> Your task
Reproduce all entries precisely, down to the last character.

> Material shown
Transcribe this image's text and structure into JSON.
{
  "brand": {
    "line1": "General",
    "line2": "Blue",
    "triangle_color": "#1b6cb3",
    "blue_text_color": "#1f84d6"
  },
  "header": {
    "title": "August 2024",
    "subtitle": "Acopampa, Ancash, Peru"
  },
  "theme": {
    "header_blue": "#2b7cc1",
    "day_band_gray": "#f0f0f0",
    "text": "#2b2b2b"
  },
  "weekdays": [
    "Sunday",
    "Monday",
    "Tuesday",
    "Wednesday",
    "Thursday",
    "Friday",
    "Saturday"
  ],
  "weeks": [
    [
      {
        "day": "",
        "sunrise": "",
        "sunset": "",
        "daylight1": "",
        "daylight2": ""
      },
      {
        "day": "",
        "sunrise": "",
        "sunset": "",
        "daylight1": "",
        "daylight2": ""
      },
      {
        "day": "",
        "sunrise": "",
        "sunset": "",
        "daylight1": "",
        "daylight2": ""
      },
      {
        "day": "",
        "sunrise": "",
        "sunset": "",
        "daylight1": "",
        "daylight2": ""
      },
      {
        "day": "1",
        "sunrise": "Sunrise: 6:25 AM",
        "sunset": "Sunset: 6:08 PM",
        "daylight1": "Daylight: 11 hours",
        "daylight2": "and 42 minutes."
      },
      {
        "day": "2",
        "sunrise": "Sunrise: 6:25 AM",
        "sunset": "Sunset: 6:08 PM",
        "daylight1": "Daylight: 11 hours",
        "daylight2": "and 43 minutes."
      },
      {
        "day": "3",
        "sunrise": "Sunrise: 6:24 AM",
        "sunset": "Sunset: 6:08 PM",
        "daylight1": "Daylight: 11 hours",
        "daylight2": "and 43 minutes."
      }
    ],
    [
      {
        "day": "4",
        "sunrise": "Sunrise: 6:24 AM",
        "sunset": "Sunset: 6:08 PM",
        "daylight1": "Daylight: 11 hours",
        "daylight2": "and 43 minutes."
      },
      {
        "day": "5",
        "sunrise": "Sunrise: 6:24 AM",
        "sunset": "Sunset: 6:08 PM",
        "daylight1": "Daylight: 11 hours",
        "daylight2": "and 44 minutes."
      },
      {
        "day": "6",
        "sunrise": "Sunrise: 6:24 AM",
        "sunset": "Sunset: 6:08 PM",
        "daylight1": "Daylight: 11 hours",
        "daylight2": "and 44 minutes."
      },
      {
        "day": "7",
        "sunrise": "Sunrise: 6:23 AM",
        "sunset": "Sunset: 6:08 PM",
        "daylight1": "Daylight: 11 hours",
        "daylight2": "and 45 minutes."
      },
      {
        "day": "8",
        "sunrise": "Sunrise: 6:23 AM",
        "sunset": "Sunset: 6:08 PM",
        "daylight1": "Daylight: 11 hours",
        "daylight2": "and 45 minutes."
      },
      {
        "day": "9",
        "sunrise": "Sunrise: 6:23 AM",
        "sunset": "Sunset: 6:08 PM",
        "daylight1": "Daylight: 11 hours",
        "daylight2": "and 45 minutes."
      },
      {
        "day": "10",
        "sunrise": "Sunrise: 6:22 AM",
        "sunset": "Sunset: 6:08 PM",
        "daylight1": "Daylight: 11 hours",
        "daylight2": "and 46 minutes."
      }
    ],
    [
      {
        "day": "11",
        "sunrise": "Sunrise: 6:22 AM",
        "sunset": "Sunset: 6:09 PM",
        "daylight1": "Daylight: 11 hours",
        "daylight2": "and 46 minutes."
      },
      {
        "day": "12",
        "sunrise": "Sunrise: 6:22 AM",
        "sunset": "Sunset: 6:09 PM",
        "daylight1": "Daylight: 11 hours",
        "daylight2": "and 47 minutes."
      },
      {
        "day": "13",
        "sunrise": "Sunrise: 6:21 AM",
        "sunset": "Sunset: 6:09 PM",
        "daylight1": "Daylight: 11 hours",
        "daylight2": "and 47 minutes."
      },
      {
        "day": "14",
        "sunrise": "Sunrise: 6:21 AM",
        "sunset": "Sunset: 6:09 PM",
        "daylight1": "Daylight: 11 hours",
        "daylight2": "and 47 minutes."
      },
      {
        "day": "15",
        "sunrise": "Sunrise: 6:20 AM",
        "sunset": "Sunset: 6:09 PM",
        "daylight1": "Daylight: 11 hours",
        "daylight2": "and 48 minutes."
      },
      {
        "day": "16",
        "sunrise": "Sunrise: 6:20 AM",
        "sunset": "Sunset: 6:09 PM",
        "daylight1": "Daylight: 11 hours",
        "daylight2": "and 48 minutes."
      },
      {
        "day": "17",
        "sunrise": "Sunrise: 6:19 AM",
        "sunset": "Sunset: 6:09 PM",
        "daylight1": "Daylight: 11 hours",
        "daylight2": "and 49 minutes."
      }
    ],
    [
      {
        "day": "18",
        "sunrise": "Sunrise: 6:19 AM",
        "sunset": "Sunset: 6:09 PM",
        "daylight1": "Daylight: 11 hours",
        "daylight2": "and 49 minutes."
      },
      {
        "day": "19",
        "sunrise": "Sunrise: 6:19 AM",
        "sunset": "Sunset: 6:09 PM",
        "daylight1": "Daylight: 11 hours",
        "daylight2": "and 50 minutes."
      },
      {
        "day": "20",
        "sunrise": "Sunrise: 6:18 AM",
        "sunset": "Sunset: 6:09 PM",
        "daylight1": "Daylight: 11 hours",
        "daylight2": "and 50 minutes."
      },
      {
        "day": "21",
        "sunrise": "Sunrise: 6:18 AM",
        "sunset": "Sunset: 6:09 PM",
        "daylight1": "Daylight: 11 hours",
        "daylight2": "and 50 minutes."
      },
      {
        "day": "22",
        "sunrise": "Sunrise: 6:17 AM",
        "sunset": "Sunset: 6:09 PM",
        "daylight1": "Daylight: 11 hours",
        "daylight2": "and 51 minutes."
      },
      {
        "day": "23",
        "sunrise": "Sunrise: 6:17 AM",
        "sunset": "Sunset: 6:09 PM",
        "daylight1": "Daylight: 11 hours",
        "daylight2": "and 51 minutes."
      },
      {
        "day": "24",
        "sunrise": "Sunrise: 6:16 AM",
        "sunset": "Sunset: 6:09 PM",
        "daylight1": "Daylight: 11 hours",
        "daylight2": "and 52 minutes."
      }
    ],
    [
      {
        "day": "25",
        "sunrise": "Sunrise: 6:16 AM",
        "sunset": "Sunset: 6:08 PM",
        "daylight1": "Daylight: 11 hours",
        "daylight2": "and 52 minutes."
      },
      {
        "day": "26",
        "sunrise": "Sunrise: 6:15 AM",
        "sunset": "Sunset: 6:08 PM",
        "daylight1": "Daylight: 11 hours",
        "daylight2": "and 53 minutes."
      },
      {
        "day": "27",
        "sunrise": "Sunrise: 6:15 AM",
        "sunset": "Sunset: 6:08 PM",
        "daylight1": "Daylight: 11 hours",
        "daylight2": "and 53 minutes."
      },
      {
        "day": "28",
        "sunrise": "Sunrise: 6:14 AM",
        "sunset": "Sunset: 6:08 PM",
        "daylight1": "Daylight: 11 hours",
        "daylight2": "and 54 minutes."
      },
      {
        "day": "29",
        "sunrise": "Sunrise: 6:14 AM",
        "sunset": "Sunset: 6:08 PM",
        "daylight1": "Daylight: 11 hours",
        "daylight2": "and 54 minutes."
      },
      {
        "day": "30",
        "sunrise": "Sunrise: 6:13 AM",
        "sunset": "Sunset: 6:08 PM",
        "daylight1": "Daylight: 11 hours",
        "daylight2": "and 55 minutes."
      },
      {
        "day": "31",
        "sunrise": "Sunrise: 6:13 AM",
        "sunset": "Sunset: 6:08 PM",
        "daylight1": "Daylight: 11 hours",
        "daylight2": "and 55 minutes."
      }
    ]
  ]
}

> Result for this task
Transcribe this image's text and structure into JSON.
{
  "brand": {
    "line1": "General",
    "line2": "Blue",
    "triangle_color": "#1b6cb3",
    "blue_text_color": "#1f84d6"
  },
  "header": {
    "title": "August 2024",
    "subtitle": "Acopampa, Ancash, Peru"
  },
  "theme": {
    "header_blue": "#2b7cc1",
    "day_band_gray": "#f0f0f0",
    "text": "#2b2b2b"
  },
  "weekdays": [
    "Sunday",
    "Monday",
    "Tuesday",
    "Wednesday",
    "Thursday",
    "Friday",
    "Saturday"
  ],
  "weeks": [
    [
      {
        "day": "",
        "sunrise": "",
        "sunset": "",
        "daylight1": "",
        "daylight2": ""
      },
      {
        "day": "",
        "sunrise": "",
        "sunset": "",
        "daylight1": "",
        "daylight2": ""
      },
      {
        "day": "",
        "sunrise": "",
        "sunset": "",
        "daylight1": "",
        "daylight2": ""
      },
      {
        "day": "",
        "sunrise": "",
        "sunset": "",
        "daylight1": "",
        "daylight2": ""
      },
      {
        "day": "1",
        "sunrise": "Sunrise: 6:25 AM",
        "sunset": "Sunset: 6:08 PM",
        "daylight1": "Daylight: 11 hours",
        "daylight2": "and 42 minutes."
      },
      {
        "day": "2",
        "sunrise": "Sunrise: 6:25 AM",
        "sunset": "Sunset: 6:08 PM",
        "daylight1": "Daylight: 11 hours",
        "daylight2": "and 43 minutes."
      },
      {
        "day": "3",
        "sunrise": "Sunrise: 6:24 AM",
        "sunset": "Sunset: 6:08 PM",
        "daylight1": "Daylight: 11 hours",
        "daylight2": "and 43 minutes."
      }
    ],
    [
      {
        "day": "4",
        "sunrise": "Sunrise: 6:24 AM",
        "sunset": "Sunset: 6:08 PM",
        "daylight1": "Daylight: 11 hours",
        "daylight2": "and 43 minutes."
      },
      {
        "day": "5",
        "sunrise": "Sunrise: 6:24 AM",
        "sunset": "Sunset: 6:08 PM",
        "daylight1": "Daylight: 11 hours",
        "daylight2": "and 44 minutes."
      },
      {
        "day": "6",
        "sunrise": "Sunrise: 6:24 AM",
        "sunset": "Sunset: 6:08 PM",
        "daylight1": "Daylight: 11 hours",
        "daylight2": "and 44 minutes."
      },
      {
        "day": "7",
        "sunrise": "Sunrise: 6:23 AM",
        "sunset": "Sunset: 6:08 PM",
        "daylight1": "Daylight: 11 hours",
        "daylight2": "and 45 minutes."
      },
      {
        "day": "8",
        "sunrise": "Sunrise: 6:23 AM",
        "sunset": "Sunset: 6:08 PM",
        "daylight1": "Daylight: 11 hours",
        "daylight2": "and 45 minutes."
      },
      {
        "day": "9",
        "sunrise": "Sunrise: 6:23 AM",
        "sunset": "Sunset: 6:08 PM",
        "daylight1": "Daylight: 11 hours",
        "daylight2": "and 45 minutes."
      },
      {
        "day": "10",
        "sunrise": "Sunrise: 6:22 AM",
        "sunset": "Sunset: 6:08 PM",
        "daylight1": "Daylight: 11 hours",
        "daylight2": "and 46 minutes."
      }
    ],
    [
      {
        "day": "11",
        "sunrise": "Sunrise: 6:22 AM",
        "sunset": "Sunset: 6:09 PM",
        "daylight1": "Daylight: 11 hours",
        "daylight2": "and 46 minutes."
      },
      {
        "day": "12",
        "sunrise": "Sunrise: 6:22 AM",
        "sunset": "Sunset: 6:09 PM",
        "daylight1": "Daylight: 11 hours",
        "daylight2": "and 47 minutes."
      },
      {
        "day": "13",
        "sunrise": "Sunrise: 6:21 AM",
        "sunset": "Sunset: 6:09 PM",
        "daylight1": "Daylight: 11 hours",
        "daylight2": "and 47 minutes."
      },
      {
        "day": "14",
        "sunrise": "Sunrise: 6:21 AM",
        "sunset": "Sunset: 6:09 PM",
        "daylight1": "Daylight: 11 hours",
        "daylight2": "and 47 minutes."
      },
      {
        "day": "15",
        "sunrise": "Sunrise: 6:20 AM",
        "sunset": "Sunset: 6:09 PM",
        "daylight1": "Daylight: 11 hours",
        "daylight2": "and 48 minutes."
      },
      {
        "day": "16",
        "sunrise": "Sunrise: 6:20 AM",
        "sunset": "Sunset: 6:09 PM",
        "daylight1": "Daylight: 11 hours",
        "daylight2": "and 48 minutes."
      },
      {
        "day": "17",
        "sunrise": "Sunrise: 6:19 AM",
        "sunset": "Sunset: 6:09 PM",
        "daylight1": "Daylight: 11 hours",
        "daylight2": "and 49 minutes."
      }
    ],
    [
      {
        "day": "18",
        "sunrise": "Sunrise: 6:19 AM",
        "sunset": "Sunset: 6:09 PM",
        "daylight1": "Daylight: 11 hours",
        "daylight2": "and 49 minutes."
      },
      {
        "day": "19",
        "sunrise": "Sunrise: 6:19 AM",
        "sunset": "Sunset: 6:09 PM",
        "daylight1": "Daylight: 11 hours",
        "daylight2": "and 50 minutes."
      },
      {
        "day": "20",
        "sunrise": "Sunrise: 6:18 AM",
        "sunset": "Sunset: 6:09 PM",
        "daylight1": "Daylight: 11 hours",
        "daylight2": "and 50 minutes."
      },
      {
        "day": "21",
        "sunrise": "Sunrise: 6:18 AM",
        "sunset": "Sunset: 6:09 PM",
        "daylight1": "Daylight: 11 hours",
        "daylight2": "and 50 minutes."
      },
      {
        "day": "22",
        "sunrise": "Sunrise: 6:17 AM",
        "sunset": "Sunset: 6:09 PM",
        "daylight1": "Daylight: 11 hours",
        "daylight2": "and 51 minutes."
      },
      {
        "day": "23",
        "sunrise": "Sunrise: 6:17 AM",
        "sunset": "Sunset: 6:09 PM",
        "daylight1": "Daylight: 11 hours",
        "daylight2": "and 51 minutes."
      },
      {
        "day": "24",
        "sunrise": "Sunrise: 6:16 AM",
        "sunset": "Sunset: 6:09 PM",
        "daylight1": "Daylight: 11 hours",
        "daylight2": "and 52 minutes."
      }
    ],
    [
      {
        "day": "25",
        "sunrise": "Sunrise: 6:16 AM",
        "sunset": "Sunset: 6:08 PM",
        "daylight1": "Daylight: 11 hours",
        "daylight2": "and 52 minutes."
      },
      {
        "day": "26",
        "sunrise": "Sunrise: 6:15 AM",
        "sunset": "Sunset: 6:08 PM",
        "daylight1": "Daylight: 11 hours",
        "daylight2": "and 53 minutes."
      },
      {
        "day": "27",
        "sunrise": "Sunrise: 6:15 AM",
        "sunset": "Sunset: 6:08 PM",
        "daylight1": "Daylight: 11 hours",
        "daylight2": "and 53 minutes."
      },
      {
        "day": "28",
        "sunrise": "Sunrise: 6:14 AM",
        "sunset": "Sunset: 6:08 PM",
        "daylight1": "Daylight: 11 hours",
        "daylight2": "and 54 minutes."
      },
      {
        "day": "29",
        "sunrise": "Sunrise: 6:14 AM",
        "sunset": "Sunset: 6:08 PM",
        "daylight1": "Daylight: 11 hours",
        "daylight2": "and 54 minutes."
      },
      {
        "day": "30",
        "sunrise": "Sunrise: 6:13 AM",
        "sunset": "Sunset: 6:08 PM",
        "daylight1": "Daylight: 11 hours",
        "daylight2": "and 55 minutes."
      },
      {
        "day": "31",
        "sunrise": "Sunrise: 6:13 AM",
        "sunset": "Sunset: 6:08 PM",
        "daylight1": "Daylight: 11 hours",
        "daylight2": "and 55 minutes."
      }
    ]
  ]
}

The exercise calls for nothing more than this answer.